** Opening DATA FOR REVIEW block **
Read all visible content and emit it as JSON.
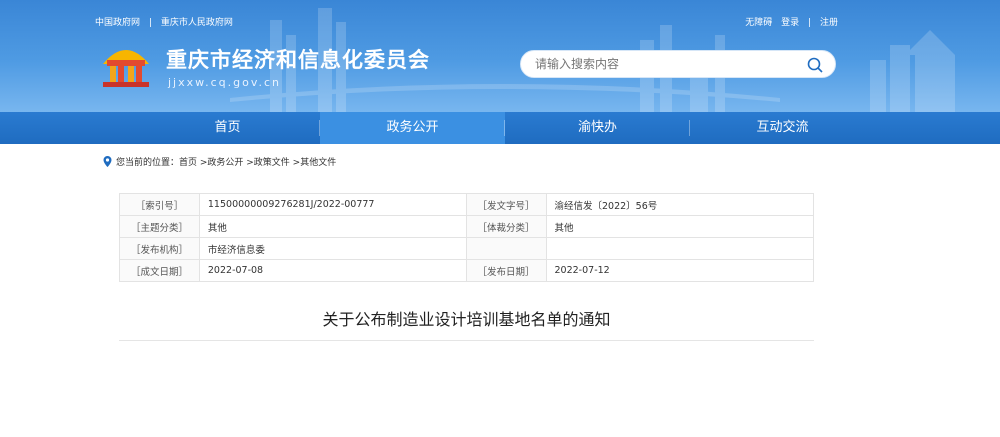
{
  "header": {
    "top_links": [
      "中国政府网",
      "|",
      "重庆市人民政府网"
    ],
    "right_links": [
      "无障碍",
      "登录",
      "|",
      "注册"
    ],
    "site_title": "重庆市经济和信息化委员会",
    "site_url": "jjxxw.cq.gov.cn",
    "search_placeholder": "请输入搜索内容"
  },
  "nav": {
    "items": [
      "首页",
      "政务公开",
      "渝快办",
      "互动交流"
    ],
    "active_index": 1
  },
  "breadcrumb": "您当前的位置：首页 >政务公开 >政策文件 >其他文件",
  "info": {
    "rows": [
      {
        "k1": "［索引号］",
        "v1": "11500000009276281J/2022-00777",
        "k2": "［发文字号］",
        "v2": "渝经信发〔2022〕56号"
      },
      {
        "k1": "［主题分类］",
        "v1": "其他",
        "k2": "［体裁分类］",
        "v2": "其他"
      },
      {
        "k1": "［发布机构］",
        "v1": "市经济信息委",
        "k2": "",
        "v2": ""
      },
      {
        "k1": "［成文日期］",
        "v1": "2022-07-08",
        "k2": "［发布日期］",
        "v2": "2022-07-12"
      }
    ]
  },
  "doc_title": "关于公布制造业设计培训基地名单的通知",
  "colors": {
    "banner": "#3a86d6",
    "nav": "#1f6cc0",
    "nav_active": "#3b90e2"
  }
}
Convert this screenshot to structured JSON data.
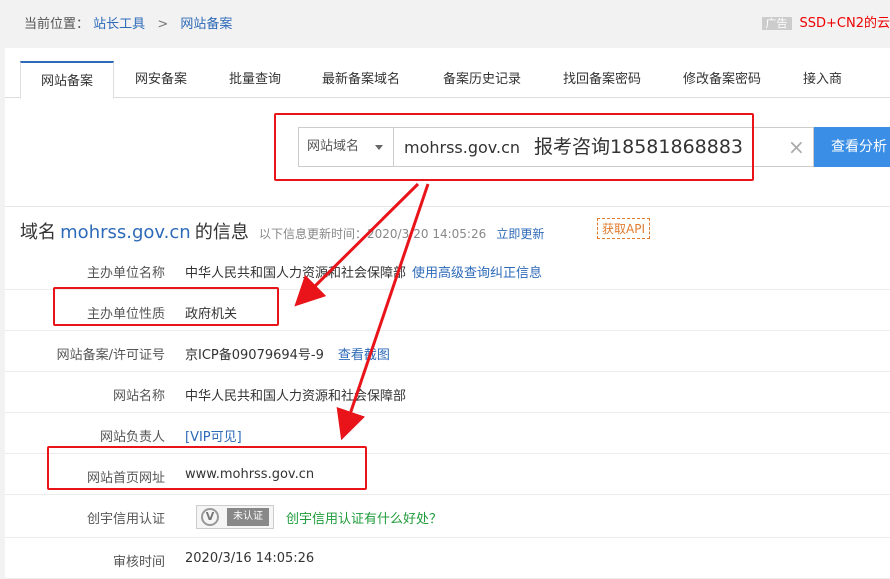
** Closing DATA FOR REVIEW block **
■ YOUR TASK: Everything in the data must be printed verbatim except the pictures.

■ PROBLEM SOLUTION:
Read all visible content and emit it as JSON.
{
  "header": {
    "top_links": [
      "中国政府网",
      "|",
      "重庆市人民政府网"
    ],
    "right_links": [
      "无障碍",
      "登录",
      "|",
      "注册"
    ],
    "site_title": "重庆市经济和信息化委员会",
    "site_url": "jjxxw.cq.gov.cn",
    "search_placeholder": "请输入搜索内容"
  },
  "nav": {
    "items": [
      "首页",
      "政务公开",
      "渝快办",
      "互动交流"
    ],
    "active_index": 1
  },
  "breadcrumb": "您当前的位置：首页 >政务公开 >政策文件 >其他文件",
  "info": {
    "rows": [
      {
        "k1": "［索引号］",
        "v1": "11500000009276281J/2022-00777",
        "k2": "［发文字号］",
        "v2": "渝经信发〔2022〕56号"
      },
      {
        "k1": "［主题分类］",
        "v1": "其他",
        "k2": "［体裁分类］",
        "v2": "其他"
      },
      {
        "k1": "［发布机构］",
        "v1": "市经济信息委",
        "k2": "",
        "v2": ""
      },
      {
        "k1": "［成文日期］",
        "v1": "2022-07-08",
        "k2": "［发布日期］",
        "v2": "2022-07-12"
      }
    ]
  },
  "doc_title": "关于公布制造业设计培训基地名单的通知",
  "colors": {
    "banner": "#3a86d6",
    "nav": "#1f6cc0",
    "nav_active": "#3b90e2"
  }
}
Convert this screenshot to structured JSON data.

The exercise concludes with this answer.